TikTok users posting these protest videos were not so long ago shooting videos of themselves dancing, cracking jokes and playing pranks. Its young and semi-urban user base is in stark contrast to the one found on Twitter and Instagram, which is a platform of choice for urban intellectuals, activists, the media and lawyers.

“Just as city dwellers discovered social clout on Facebook, it is now the tier 2 to tier 5 residents discovering social clout on Tik-Tok for the first time. They are discovering that their opinions matter and they are willing to express themselves,” said Karthik Srinivasan, an independent communications consultant and former national lead, social, at Ogilvy.

Facebook, which was used during anti-government protests during the ‘Nirbhaya’ incident and the anti-corruption movement, has now been relegated in terms of user expression, he added.

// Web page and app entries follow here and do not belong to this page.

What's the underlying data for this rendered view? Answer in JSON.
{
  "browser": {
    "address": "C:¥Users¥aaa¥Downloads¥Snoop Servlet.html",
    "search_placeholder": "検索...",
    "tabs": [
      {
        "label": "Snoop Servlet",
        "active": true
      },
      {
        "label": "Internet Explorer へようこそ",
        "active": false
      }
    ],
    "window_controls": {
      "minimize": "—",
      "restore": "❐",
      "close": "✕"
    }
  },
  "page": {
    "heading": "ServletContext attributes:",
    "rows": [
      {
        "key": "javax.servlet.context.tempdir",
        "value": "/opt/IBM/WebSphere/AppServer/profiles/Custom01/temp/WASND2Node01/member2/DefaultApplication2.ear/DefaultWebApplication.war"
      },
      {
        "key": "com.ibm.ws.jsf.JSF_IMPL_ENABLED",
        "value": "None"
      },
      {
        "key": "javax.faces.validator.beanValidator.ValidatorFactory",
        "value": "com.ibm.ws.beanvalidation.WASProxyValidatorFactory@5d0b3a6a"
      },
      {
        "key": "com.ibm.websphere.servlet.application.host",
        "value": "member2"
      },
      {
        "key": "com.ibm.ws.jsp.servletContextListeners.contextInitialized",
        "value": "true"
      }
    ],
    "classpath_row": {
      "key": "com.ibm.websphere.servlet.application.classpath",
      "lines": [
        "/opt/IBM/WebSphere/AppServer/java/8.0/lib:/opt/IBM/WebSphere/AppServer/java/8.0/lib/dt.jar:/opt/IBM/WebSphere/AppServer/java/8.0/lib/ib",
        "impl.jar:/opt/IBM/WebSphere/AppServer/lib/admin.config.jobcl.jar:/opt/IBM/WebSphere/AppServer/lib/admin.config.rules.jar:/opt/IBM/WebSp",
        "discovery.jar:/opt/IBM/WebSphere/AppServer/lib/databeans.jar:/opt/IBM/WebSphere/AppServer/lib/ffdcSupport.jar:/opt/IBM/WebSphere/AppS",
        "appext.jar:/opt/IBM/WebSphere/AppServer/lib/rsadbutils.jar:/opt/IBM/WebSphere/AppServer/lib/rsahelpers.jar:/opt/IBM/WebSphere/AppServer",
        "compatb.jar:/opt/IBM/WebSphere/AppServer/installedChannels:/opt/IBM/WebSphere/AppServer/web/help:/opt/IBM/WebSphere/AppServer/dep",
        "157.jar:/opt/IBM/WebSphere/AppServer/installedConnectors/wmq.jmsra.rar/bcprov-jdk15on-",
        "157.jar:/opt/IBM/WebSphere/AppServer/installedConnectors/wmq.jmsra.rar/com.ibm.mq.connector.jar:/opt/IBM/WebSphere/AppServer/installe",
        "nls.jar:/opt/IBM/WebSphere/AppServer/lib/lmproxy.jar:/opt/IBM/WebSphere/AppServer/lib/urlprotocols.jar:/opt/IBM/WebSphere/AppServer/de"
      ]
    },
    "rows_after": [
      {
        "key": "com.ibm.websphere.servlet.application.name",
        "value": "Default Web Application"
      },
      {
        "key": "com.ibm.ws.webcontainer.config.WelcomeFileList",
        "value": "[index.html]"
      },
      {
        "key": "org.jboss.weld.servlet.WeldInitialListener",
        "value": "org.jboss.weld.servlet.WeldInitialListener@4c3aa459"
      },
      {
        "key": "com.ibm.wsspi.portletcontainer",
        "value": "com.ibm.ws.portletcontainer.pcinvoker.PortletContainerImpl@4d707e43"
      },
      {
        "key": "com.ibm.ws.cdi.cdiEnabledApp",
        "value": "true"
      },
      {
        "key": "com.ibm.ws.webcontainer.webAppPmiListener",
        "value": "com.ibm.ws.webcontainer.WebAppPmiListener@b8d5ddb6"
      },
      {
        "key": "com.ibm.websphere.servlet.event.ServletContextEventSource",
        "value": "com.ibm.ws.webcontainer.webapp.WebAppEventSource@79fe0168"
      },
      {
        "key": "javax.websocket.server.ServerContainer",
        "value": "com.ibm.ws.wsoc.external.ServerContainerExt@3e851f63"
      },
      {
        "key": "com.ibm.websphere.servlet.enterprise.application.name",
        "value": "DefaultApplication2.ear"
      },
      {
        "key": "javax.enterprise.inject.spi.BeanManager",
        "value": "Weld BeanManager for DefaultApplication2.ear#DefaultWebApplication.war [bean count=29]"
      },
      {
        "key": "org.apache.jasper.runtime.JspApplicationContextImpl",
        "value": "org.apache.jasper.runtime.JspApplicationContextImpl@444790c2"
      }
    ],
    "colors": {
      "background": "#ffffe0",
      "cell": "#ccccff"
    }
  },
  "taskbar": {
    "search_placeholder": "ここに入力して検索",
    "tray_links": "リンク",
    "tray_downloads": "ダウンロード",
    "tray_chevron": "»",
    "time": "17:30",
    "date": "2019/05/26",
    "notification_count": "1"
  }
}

Hashtag #NRC got 76.2 million views, #noNRC 35.7 million views, #boycottNRC 10.6 million views and #rejectNRC got 6.3 million views, according to data available on TikTok. Similarly, #CAA got 25.2 million views and #noCAA got 11.9 million views. Hashtags in support of the law, such as #isupportnrc got 189,000 views and #i_support-_cab_nrc received 29,400 views.

There were dozens of similar supporting and protesting hashtags on TikTok.

TikTok, owned by China-based technology startup ByteDance, has tried hard to remain apolitical globally to avoid angering governments.

An email query sent to TikTok remained unanswered.

TikTok has about 200 million registered users in India, of which 120 million are active every month. Facebook and Twitter do not disclose user base numbers for India specifically, but statistics portal Statista puts Facebook’s active users in the country at 269 million and Twitter’s at 7.91 million, as of October.

In a bid to stay away from divisive political content, TikTok banned political advertising globally, saying they do not fit in with the experience the app aims to offer.

TikTok has stressed that it wants to be known as a place for creative expression, and one that creates a “positive, refreshing environment”.

In the last one year, TikTok has successfully diversified its content library to include educational videos on English speaking, cooking, fitness and healthcare.

Source: Economic Times